TASK TO COMPLETE |
Whenever a line in the material below contains "South", copy that line.
┌─ EXTRACTED RECORDS
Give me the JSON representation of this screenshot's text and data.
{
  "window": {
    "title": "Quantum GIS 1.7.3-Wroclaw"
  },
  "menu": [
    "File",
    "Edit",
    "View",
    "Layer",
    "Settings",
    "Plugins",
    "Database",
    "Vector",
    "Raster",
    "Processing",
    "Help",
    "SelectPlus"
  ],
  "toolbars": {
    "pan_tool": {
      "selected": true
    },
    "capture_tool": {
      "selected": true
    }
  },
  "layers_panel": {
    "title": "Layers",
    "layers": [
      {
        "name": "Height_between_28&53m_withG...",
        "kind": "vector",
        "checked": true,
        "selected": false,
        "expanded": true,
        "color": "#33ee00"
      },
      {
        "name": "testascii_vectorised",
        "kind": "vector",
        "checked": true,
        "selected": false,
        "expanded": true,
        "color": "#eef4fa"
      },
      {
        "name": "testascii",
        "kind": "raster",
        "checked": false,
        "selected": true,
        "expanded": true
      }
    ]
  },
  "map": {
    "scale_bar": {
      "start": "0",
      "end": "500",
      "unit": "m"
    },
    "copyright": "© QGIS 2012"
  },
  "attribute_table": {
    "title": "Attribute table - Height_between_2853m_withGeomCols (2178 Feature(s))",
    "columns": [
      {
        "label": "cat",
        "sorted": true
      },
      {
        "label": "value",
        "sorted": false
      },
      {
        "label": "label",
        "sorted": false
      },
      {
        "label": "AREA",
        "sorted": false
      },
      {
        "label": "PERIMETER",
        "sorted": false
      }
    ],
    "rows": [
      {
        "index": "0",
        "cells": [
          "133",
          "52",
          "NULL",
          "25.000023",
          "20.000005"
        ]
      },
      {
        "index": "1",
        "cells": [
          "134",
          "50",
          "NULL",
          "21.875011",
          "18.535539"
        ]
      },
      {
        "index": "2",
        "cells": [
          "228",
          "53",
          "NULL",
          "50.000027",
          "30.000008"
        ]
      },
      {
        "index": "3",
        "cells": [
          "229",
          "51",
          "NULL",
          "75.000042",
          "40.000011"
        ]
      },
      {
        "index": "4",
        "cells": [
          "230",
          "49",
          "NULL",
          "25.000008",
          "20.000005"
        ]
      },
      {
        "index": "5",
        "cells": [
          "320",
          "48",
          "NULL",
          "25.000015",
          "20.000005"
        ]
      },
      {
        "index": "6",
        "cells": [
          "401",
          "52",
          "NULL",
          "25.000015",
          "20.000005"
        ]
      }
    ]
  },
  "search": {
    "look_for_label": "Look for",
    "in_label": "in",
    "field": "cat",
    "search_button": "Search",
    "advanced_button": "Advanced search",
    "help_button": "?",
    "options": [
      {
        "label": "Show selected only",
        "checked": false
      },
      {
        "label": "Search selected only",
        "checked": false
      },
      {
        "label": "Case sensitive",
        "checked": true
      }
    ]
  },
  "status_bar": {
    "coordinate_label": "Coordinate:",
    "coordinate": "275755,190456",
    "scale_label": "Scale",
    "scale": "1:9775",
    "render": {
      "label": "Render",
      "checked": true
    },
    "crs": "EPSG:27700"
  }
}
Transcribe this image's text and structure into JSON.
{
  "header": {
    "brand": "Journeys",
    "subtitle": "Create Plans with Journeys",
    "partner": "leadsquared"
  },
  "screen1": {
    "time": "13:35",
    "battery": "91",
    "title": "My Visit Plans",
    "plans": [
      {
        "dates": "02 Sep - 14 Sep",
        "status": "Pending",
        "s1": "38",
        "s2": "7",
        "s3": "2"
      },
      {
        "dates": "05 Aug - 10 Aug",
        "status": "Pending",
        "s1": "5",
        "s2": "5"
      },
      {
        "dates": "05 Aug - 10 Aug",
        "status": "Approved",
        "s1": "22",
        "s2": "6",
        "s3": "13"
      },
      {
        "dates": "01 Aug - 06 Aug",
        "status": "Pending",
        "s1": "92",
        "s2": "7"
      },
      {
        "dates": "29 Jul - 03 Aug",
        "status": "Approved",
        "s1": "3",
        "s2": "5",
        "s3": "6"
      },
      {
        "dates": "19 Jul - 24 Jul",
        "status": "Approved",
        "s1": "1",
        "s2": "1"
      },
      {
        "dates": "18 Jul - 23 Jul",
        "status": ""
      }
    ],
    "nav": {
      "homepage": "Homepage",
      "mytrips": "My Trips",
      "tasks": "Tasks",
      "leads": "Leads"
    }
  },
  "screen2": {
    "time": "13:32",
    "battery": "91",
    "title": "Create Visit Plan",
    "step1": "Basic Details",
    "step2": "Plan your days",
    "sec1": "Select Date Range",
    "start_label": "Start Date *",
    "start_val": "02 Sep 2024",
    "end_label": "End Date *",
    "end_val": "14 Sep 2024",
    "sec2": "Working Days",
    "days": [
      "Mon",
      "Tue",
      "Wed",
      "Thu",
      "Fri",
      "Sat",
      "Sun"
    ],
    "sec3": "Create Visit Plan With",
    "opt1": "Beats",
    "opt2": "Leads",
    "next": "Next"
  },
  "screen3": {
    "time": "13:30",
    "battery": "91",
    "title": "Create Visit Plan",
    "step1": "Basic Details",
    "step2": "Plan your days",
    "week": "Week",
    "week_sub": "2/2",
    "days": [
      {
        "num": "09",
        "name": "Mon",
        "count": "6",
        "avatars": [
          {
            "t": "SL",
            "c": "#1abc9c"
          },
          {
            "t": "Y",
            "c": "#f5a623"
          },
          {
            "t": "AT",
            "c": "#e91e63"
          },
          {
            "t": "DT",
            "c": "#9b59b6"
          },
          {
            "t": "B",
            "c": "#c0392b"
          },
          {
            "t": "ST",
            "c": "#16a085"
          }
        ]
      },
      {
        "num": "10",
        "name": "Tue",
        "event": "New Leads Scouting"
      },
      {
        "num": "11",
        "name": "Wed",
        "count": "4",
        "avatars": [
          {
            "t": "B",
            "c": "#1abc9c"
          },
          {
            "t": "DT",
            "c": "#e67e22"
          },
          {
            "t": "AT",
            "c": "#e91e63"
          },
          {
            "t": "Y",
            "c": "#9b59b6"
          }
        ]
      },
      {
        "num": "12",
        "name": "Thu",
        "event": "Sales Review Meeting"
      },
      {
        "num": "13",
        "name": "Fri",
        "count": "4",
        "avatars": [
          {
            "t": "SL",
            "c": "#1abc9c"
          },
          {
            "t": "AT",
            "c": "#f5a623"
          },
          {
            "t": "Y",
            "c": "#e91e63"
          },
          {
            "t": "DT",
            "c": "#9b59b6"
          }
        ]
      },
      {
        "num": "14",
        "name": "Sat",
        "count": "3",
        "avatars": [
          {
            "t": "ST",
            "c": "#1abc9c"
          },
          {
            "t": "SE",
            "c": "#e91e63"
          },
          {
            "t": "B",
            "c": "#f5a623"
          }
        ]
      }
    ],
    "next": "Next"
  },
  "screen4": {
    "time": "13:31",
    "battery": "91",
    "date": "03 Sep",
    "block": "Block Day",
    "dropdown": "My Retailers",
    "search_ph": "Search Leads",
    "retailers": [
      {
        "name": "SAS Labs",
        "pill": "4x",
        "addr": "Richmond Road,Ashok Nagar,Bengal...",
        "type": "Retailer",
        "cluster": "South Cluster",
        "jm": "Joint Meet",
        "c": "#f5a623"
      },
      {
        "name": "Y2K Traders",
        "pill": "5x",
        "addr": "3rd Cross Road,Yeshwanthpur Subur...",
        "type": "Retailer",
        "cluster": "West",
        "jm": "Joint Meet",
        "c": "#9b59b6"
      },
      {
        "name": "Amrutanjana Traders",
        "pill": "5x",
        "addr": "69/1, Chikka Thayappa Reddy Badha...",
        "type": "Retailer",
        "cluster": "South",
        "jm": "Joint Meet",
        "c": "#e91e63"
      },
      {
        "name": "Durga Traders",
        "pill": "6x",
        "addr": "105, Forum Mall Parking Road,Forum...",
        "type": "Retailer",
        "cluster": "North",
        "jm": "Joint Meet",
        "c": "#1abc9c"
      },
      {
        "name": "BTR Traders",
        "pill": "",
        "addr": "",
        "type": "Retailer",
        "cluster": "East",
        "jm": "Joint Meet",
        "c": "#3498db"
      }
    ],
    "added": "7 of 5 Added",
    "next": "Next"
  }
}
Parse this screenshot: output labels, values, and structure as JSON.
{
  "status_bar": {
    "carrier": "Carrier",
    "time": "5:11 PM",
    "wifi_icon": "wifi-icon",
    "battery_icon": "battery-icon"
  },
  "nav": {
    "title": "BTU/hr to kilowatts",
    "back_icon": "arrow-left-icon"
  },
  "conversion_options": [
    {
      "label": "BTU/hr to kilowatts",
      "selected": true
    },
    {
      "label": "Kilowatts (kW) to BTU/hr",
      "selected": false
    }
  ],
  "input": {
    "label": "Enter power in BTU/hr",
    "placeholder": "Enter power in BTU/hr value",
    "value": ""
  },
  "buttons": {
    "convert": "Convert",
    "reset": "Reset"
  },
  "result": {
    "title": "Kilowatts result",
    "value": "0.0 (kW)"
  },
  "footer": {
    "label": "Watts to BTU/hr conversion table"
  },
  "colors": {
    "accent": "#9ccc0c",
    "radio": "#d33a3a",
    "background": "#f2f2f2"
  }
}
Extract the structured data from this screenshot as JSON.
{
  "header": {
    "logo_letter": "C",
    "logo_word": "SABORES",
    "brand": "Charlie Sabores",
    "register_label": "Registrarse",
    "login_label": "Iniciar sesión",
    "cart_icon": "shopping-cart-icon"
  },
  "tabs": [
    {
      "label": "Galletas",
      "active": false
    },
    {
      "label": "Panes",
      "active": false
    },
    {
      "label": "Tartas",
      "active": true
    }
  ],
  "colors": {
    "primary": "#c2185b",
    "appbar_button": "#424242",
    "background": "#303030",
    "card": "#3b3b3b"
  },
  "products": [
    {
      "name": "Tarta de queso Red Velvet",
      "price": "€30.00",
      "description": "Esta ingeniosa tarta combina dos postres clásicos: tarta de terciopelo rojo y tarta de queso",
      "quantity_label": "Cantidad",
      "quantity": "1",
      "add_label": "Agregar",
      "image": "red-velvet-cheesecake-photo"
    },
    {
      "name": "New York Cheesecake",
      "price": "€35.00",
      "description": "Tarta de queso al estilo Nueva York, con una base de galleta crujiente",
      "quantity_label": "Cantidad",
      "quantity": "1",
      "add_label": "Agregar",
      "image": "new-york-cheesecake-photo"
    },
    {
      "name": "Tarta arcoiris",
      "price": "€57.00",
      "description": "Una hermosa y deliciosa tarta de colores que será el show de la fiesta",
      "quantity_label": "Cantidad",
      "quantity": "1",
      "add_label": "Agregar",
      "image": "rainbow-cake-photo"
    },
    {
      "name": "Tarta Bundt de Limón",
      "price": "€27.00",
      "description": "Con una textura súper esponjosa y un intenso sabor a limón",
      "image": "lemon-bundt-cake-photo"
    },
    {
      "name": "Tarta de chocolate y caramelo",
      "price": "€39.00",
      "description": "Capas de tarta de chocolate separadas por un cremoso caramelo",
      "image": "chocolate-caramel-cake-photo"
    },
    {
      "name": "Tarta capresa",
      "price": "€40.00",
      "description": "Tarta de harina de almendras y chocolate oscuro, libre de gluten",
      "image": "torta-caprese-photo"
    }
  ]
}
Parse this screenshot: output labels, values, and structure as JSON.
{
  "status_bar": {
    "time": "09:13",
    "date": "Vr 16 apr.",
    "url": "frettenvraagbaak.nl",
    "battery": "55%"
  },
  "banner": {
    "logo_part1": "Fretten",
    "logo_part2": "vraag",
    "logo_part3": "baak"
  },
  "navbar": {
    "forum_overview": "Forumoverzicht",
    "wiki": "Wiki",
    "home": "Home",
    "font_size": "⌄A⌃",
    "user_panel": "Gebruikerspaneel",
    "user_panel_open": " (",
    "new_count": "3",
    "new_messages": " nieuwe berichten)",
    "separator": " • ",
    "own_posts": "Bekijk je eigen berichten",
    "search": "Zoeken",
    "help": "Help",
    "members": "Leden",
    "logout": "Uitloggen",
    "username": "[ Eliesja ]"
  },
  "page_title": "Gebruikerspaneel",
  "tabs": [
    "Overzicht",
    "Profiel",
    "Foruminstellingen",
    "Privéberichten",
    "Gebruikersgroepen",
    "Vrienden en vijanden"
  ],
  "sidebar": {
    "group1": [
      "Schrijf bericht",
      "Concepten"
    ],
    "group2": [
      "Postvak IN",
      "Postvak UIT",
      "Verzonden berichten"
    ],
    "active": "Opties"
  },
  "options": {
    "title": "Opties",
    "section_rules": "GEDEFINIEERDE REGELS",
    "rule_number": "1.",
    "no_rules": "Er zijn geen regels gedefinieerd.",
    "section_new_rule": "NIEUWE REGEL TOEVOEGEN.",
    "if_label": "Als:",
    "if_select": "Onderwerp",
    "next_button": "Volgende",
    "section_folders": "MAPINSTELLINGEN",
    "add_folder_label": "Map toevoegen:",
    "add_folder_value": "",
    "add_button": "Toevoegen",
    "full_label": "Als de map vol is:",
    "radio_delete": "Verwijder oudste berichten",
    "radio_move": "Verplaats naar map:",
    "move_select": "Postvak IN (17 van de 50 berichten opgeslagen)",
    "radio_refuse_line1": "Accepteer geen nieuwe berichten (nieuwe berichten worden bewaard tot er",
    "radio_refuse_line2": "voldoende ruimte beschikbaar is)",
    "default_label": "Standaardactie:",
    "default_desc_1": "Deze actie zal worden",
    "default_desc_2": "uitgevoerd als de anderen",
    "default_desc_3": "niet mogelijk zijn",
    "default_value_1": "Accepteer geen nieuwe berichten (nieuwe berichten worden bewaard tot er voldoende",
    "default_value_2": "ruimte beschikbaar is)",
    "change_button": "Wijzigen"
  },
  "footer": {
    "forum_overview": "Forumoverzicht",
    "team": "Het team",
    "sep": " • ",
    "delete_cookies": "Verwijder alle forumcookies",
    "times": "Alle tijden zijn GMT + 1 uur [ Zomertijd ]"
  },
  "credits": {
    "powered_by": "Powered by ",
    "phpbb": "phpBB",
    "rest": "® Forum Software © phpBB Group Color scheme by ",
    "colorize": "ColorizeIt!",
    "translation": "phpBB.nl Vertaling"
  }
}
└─
FINISHED TASK |
        "cluster": "South Cluster",
        "cluster": "South",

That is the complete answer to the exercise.